In Gallery Y, sculptor Juan Angel Chavez presents “Gone,” a fresh body of work that emanates from his investigation and thoughts surrounding process, furthering his interest in the how he gets to a form and shape rather than the what to create. For this exhibition, the artist reuses much of the raw materials from his latest exhibition at the New Harmony Gallery of Contemporary Art in Indiana, in which he presented an installation fabricated from the remains of a 19th century barn set ablaze by the artist with the help of local firefighters and volunteers. The naturally formed patterns and textures of the charred wood, and the dramatic puncture wounds sheered through the barn’s salvaged metal roofing at a staged DIY shooting-range illustrate Chavez’s preoccupation with the visual aftermath of forces that cannot otherwise be replicated. It is from these events and within these scarred and pock-marked pieces that Chavez establishes a metaphor for the explosive act of creation and the energy that embodies much of the tension within his dynamic artistic psyche – the push and pull of freedom and restraint, precision and randomness, creation and destruction, the universal and the personal, and the natural and the manmade.

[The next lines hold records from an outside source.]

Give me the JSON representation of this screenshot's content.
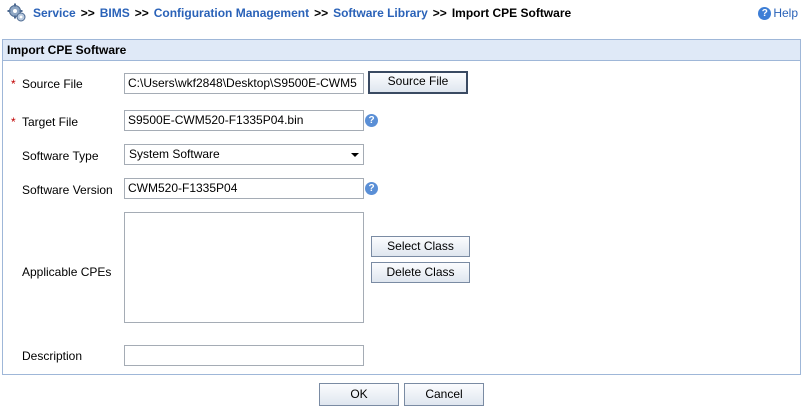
{
  "breadcrumb": {
    "items": [
      "Service",
      "BIMS",
      "Configuration Management",
      "Software Library"
    ],
    "separator": ">>",
    "current": "Import CPE Software"
  },
  "help": {
    "label": "Help",
    "icon": "help-icon"
  },
  "panel": {
    "title": "Import CPE Software",
    "source_file": {
      "label": "Source File",
      "required_mark": "*",
      "value": "C:\\Users\\wkf2848\\Desktop\\S9500E-CWM5",
      "button_label": "Source File"
    },
    "target_file": {
      "label": "Target File",
      "required_mark": "*",
      "value": "S9500E-CWM520-F1335P04.bin",
      "help_icon": "question-icon"
    },
    "software_type": {
      "label": "Software Type",
      "selected": "System Software"
    },
    "software_version": {
      "label": "Software Version",
      "value": "CWM520-F1335P04",
      "help_icon": "question-icon"
    },
    "applicable_cpes": {
      "label": "Applicable CPEs",
      "items": [],
      "select_class_label": "Select Class",
      "delete_class_label": "Delete Class"
    },
    "description": {
      "label": "Description",
      "value": ""
    }
  },
  "footer": {
    "ok_label": "OK",
    "cancel_label": "Cancel"
  },
  "colors": {
    "link": "#2a62b8",
    "panel_header_bg": "#dfe9f7",
    "panel_border": "#9fb7d8",
    "required": "#c00000",
    "help_icon": "#5a8fd6"
  }
}
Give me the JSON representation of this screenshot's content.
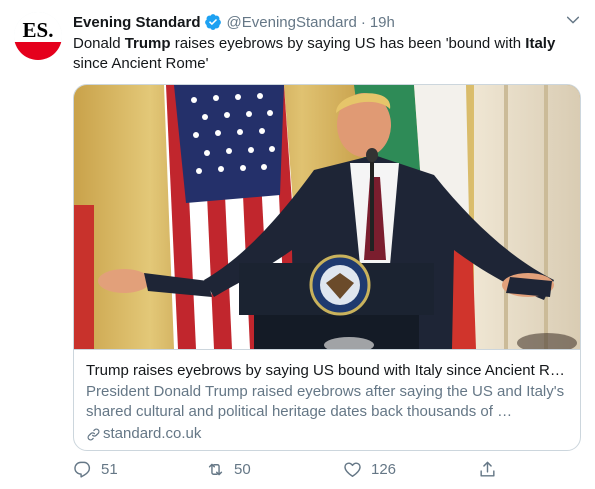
{
  "account": {
    "avatar_text": "ES.",
    "name": "Evening Standard",
    "handle": "@EveningStandard",
    "separator": "·",
    "time": "19h"
  },
  "tweet": {
    "text_parts": [
      "Donald ",
      "Trump",
      " raises eyebrows by saying US has been 'bound with ",
      "Italy",
      " since Ancient Rome'"
    ]
  },
  "card": {
    "title": "Trump raises eyebrows by saying US bound with Italy since Ancient R…",
    "description": "President Donald Trump raised eyebrows after saying the US and Italy's shared cultural and political heritage dates back thousands of …",
    "domain": "standard.co.uk"
  },
  "actions": {
    "replies": "51",
    "retweets": "50",
    "likes": "126"
  },
  "colors": {
    "text": "#14171a",
    "muted": "#657786",
    "verified": "#1da1f2",
    "border": "#ccd6dd",
    "brand_red": "#e5001c"
  },
  "icons": [
    "verified-badge-icon",
    "chevron-down-icon",
    "link-icon",
    "reply-icon",
    "retweet-icon",
    "like-icon",
    "share-icon"
  ]
}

While Chavez’s work can be linked with the concepts of abstract expressionism, minimalism, collage, found object, performance, social sculpture and art historical precursors in the likes of Joseph Beuys and Robert Rauschenberg, it is a small black and white photograph hanging on the wall of Chavez’s Chicago studio that predominantly concerns him. It is an image of his great-great-great grandfather, a man who followed on horseback a crazy and adventurous path from Austria to China, to San Francisco and down to Mexico where he settled and married Chavez’s great-great-great grandmother. Inspired and fascinated by the pioneering spirit of his forefather, Chavez contemplates his chosen path and his role as an artist. Relying on the basic tools of wilderness survival - wood, fire, a chainsaw, and a gun, Juan Angel Chavez creates his artwork, releasing these ideas into new forms, treading on new terrain that expresses the ordinary yet transcends the every day.